Author: Philip C. Stead
Illustrator: Erin E. Stead
Summary: This book begins, “It was almost winter, and Bear was getting sleepy.” Bear has a story to tell before he hibernates so he approaches each of his animal friends and asks, “Would you like to hear a story?” 
Each animal is unavailable or busy preparing for winter. Bear helps them with their tasks. Then each animal friend scurries away or to sleep before hearing Bear’s story. Bear hibernates. At the onset of spring, Bear greets each of his friends and asks again if they would like to hear a story. 
At last, they are ready, but Bear can’t remember his story. With his friends encouraging the narrative, Bear begins as this book begins: “It was almost winter, and Bear was getting sleepy.”
Hanna’s Comments: At first reading, my interpretation of this book was that Bear forgets his original story because he no longer needs to tell it. Time and helping others has allowed him turn loose of that story; a kind of healing of his need to be heard has taken place. Instead, Bear tells the story of how he patiently set aside his need to be heard and helped his friends prepare for winter. 
Now I see so many other possibilities for theological or spiritual reflection and connection. This is truly a rich story especially if you're nearing Lent, a liturgical season remembering Jesus 40 days in the wilderness. The hibernation of Bear and his friends is an easy connection. This Author/Illustrator duo has another book here at PBT. It is a treasure as well and was featured [here] at PBT on Day 9.
Original Publisher & Date: Roaring Book Press, 2012 
Age & Grade Appropriateness:  2 and up, Toddler and up
Formats other than Book: Audible  
Scripture Connections:  scriptures about waiting or time apart; Jesus in the wilderness; Martha and Mary (Luke 10:38-42); scriptures about the importance of telling your story
Idea(s) for Application: Read this book as part of a lesson on the spiritual practice of listening or how evangelism should be as much about listening as telling.
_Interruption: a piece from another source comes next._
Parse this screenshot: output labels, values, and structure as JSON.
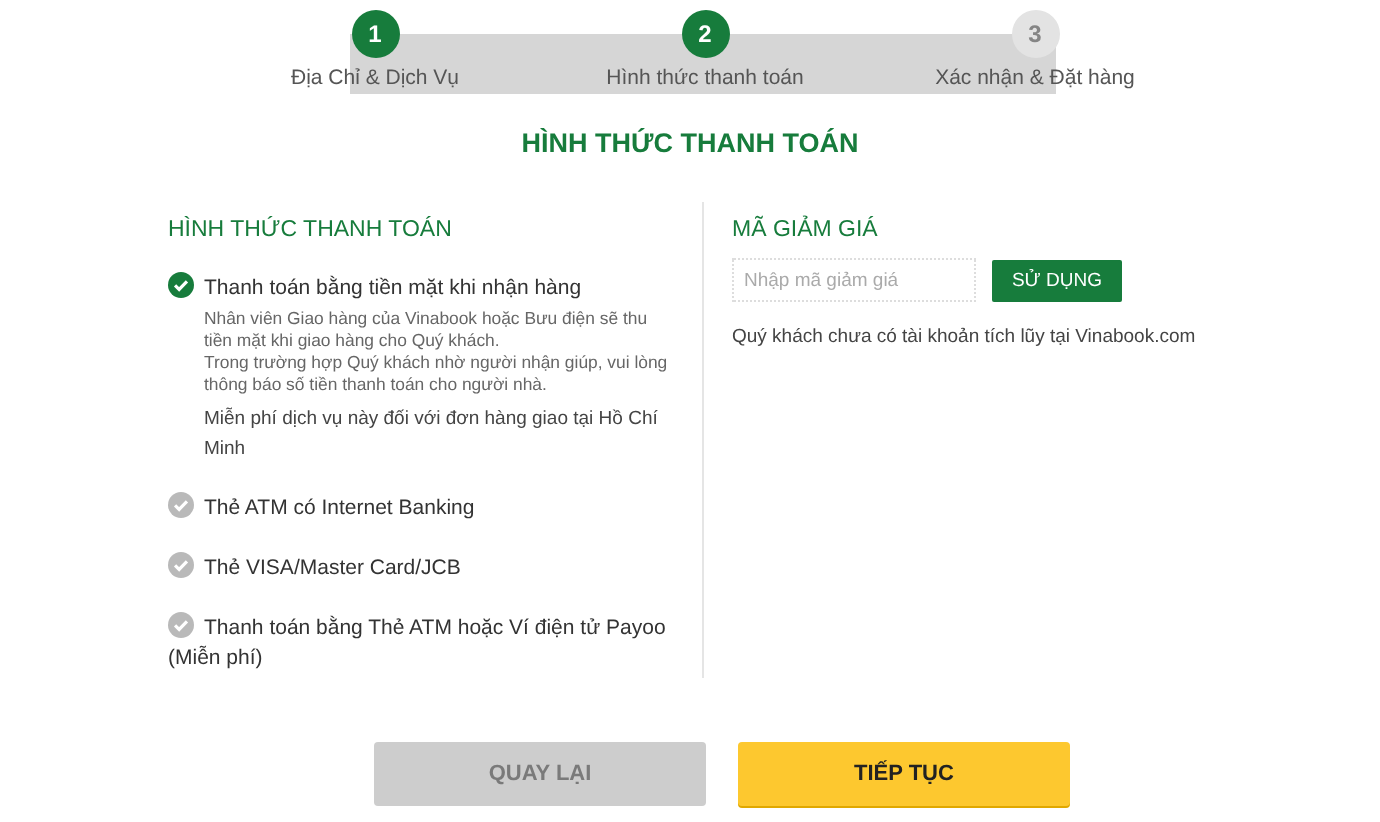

OR Read this book before Lent to encourage folks to take time away to grow spiritually or heal.

Friday, February 2, 2018

A Favorite PBT Series – 5 PBT Questions

I posted about picture books every day for a year in 2014 & 2015. Then I offered my first PBT series. Each explored a question to consider if you want to use a particular secular book in ministry. With each question, I offered 1 new book and linked you to a few previously featured books that fit well with that strategy. This winter, I’ll repeat that series and link to a few newer posts so you’ll have many book examples. 

If you appreciate the work I do, please look right and demonstrate your gratitude with a PayPal donation. Here’s the introductory post in that series:

PBT Questions to Ask about Any Picture Book
Not all picture books have the potential for use in ministry, teaching, or bibliotherapy, but many do. For instance, ABC books are not usually helpful and books that are especially girly will not be well received my many who are turned off by such books.

Below you’ll find a list of questions to help you approach a picture book that you think might have potential. For the next few posts, I’ll expand on each question and offer some examples of picture books I have already featured here at PBT.

1. Where is God in the book? (Symbolically in characters/symbols? Influencing characters/events?)

2. Is there a sacred theme to the book? (such as Fruits of the Spirit, Light, Bread, Ritual, Creation, Righteousness, Ancestors, Justice, the Least…)
3. Does the book remind you of scripture? (a Story? a Character? a Verse?) 

4. Does the book contain or encourage a spiritual practice? (such as Compassion, Generosity, Gratitude, Prayer, Praise, Hospitality, Peacemaking, Reconciliation…)

5. Does this book have the potential to positively affect the behavior or future of those who experience it?